Tubes of Fake Colgate Seized, Italians Told to Read Labels

Tubes of Fake Colgate Seized, Italians Told to Read Labels

By SOP newswire

Toothpaste scare spreads to Sicily
Siracusa - A scare involving possibly tainted toothpaste spread to Sicily on Wednesday where dozens of tubes were seized for testing. Health and hygiene police swooped on street markets and stands in and around Siracusa on the southeast coast of Sicily, confiscating batches of counterfeit Colgate toothpaste.

The tubes carried the Colgate brand but the labelling was in Turkish or other languages and not Italian, police said.

Samples were sent off for testing to see if the toothpaste contained dangerous substances.

Some 20,000 tubes of fake Colgate toothpaste were seized across the mainland on Saturday amid fears that the products could contain harmful bacteria or toxic elements such as diethylene glycol, a chemical used in antifreeze.

The Higher Health Institute (ISS) has begun testing samples of the toothpaste, which police said was produced in Asia, the Middle East, South America and Africa, and the results are expected by the end of the week.

The seizures followed toothpaste scares in Spain, the US and Canada which mainly concerned products made in China.

Meanwhile, doctors at a Palermo hospital on Wednesday sought to allay alarm over the case of a 30-year-old man who was admitted to an emergency ward earlier this week. The man complained of feeling ill after brushing his teeth with toothpaste bought at a local supermarket.

Doctors, however, diagnosed an acute allergic reaction to an anti-inflammatory drug.

Police nonetheless carried out checks at the supermarket concerned and seized 200 tubes of toothpaste, samples of which will be tested for potentially dangerous substances.

ITALIANS TOLD TO CHECK LABELS. The Health Ministry urged Italians to carefully check the labels on toothpaste products, stressing that fake ones were easy to spot because the labelling was only in foreign languages and contained evident misspellings.

Colgate issued a statement on Monday assuring consumers of the safety of its products.

"Colgate toothpaste sold on the Italian market is produced in factories situated within the European Union or Brazil. Genuine tubes of Colgate are easy to identify because the writing on the labels must include Italian and refer to Colgate-Palmolive Italian," it said.

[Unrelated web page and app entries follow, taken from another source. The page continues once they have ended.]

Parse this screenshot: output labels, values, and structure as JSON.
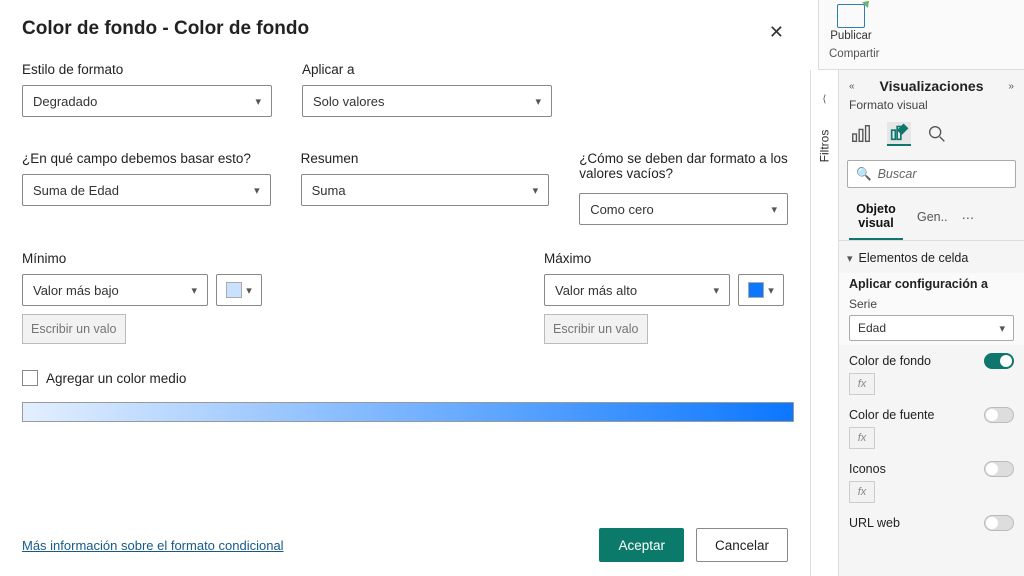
{
  "dialog": {
    "title": "Color de fondo - Color de fondo",
    "format_style_label": "Estilo de formato",
    "format_style_value": "Degradado",
    "apply_to_label": "Aplicar a",
    "apply_to_value": "Solo valores",
    "base_field_label": "¿En qué campo debemos basar esto?",
    "base_field_value": "Suma de Edad",
    "summary_label": "Resumen",
    "summary_value": "Suma",
    "empty_label": "¿Cómo se deben dar formato a los valores vacíos?",
    "empty_value": "Como cero",
    "min_label": "Mínimo",
    "min_value": "Valor más bajo",
    "min_color": "#c9e0ff",
    "min_placeholder": "Escribir un valor",
    "max_label": "Máximo",
    "max_value": "Valor más alto",
    "max_color": "#0b77ff",
    "max_placeholder": "Escribir un valor",
    "mid_checkbox_label": "Agregar un color medio",
    "link": "Más información sobre el formato condicional",
    "accept": "Aceptar",
    "cancel": "Cancelar"
  },
  "ribbon": {
    "publish": "Publicar",
    "share": "Compartir"
  },
  "panel": {
    "title": "Visualizaciones",
    "subtitle": "Formato visual",
    "search_placeholder": "Buscar",
    "tab_visual": "Objeto visual",
    "tab_general": "Gen..",
    "group_header": "Elementos de celda",
    "apply_to_label": "Aplicar configuración a",
    "series_label": "Serie",
    "series_value": "Edad",
    "props": {
      "bg": "Color de fondo",
      "font": "Color de fuente",
      "icons": "Iconos",
      "url": "URL web"
    },
    "fx": "fx"
  },
  "sidebar": {
    "filters": "Filtros"
  }
}
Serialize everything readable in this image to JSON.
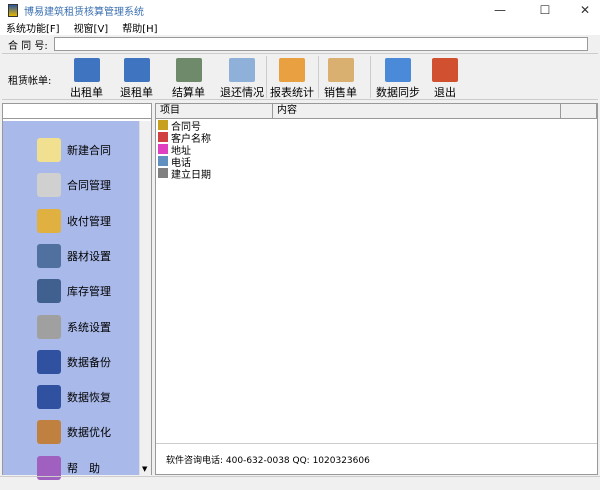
{
  "title": "博易建筑租赁核算管理系统",
  "window_controls": [
    "—",
    "☐",
    "✕"
  ],
  "menu": [
    "系统功能[F]",
    "视窗[V]",
    "帮助[H]"
  ],
  "contract": {
    "label": "合 同 号:",
    "value": ""
  },
  "toolbar": {
    "label": "租赁帐单:",
    "buttons": [
      {
        "label": "出租单",
        "color": "#3f74c0"
      },
      {
        "label": "退租单",
        "color": "#3f74c0"
      },
      {
        "label": "结算单",
        "color": "#6f8a6a"
      },
      {
        "label": "退还情况",
        "color": "#8fb0d8"
      },
      {
        "label": "报表统计",
        "color": "#e8a040"
      },
      {
        "label": "销售单",
        "color": "#d9b070"
      },
      {
        "label": "数据同步",
        "color": "#4a8ad8"
      },
      {
        "label": "退出",
        "color": "#d05030"
      }
    ]
  },
  "nav": [
    {
      "label": "新建合同",
      "color": "#f0e090"
    },
    {
      "label": "合同管理",
      "color": "#d0d0d0"
    },
    {
      "label": "收付管理",
      "color": "#e0b040"
    },
    {
      "label": "器材设置",
      "color": "#5070a0"
    },
    {
      "label": "库存管理",
      "color": "#406090"
    },
    {
      "label": "系统设置",
      "color": "#a0a0a0"
    },
    {
      "label": "数据备份",
      "color": "#3050a0"
    },
    {
      "label": "数据恢复",
      "color": "#3050a0"
    },
    {
      "label": "数据优化",
      "color": "#c08040"
    },
    {
      "label": "帮　助",
      "color": "#a060c0"
    }
  ],
  "table": {
    "headers": [
      "项目",
      "内容",
      ""
    ],
    "rows": [
      {
        "label": "合同号",
        "color": "#c8a020"
      },
      {
        "label": "客户名称",
        "color": "#d04040"
      },
      {
        "label": "地址",
        "color": "#e040c0"
      },
      {
        "label": "电话",
        "color": "#6090c0"
      },
      {
        "label": "建立日期",
        "color": "#808080"
      }
    ]
  },
  "info": "软件咨询电话: 400-632-0038   QQ: 1020323606"
}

"Colgate is in no way involved with these illegal, counterfeit activities," it added. The EU warned member states in May about the dangers of fake and possibly tainted products ending up on national markets, in particular toothpaste of Chinese origin.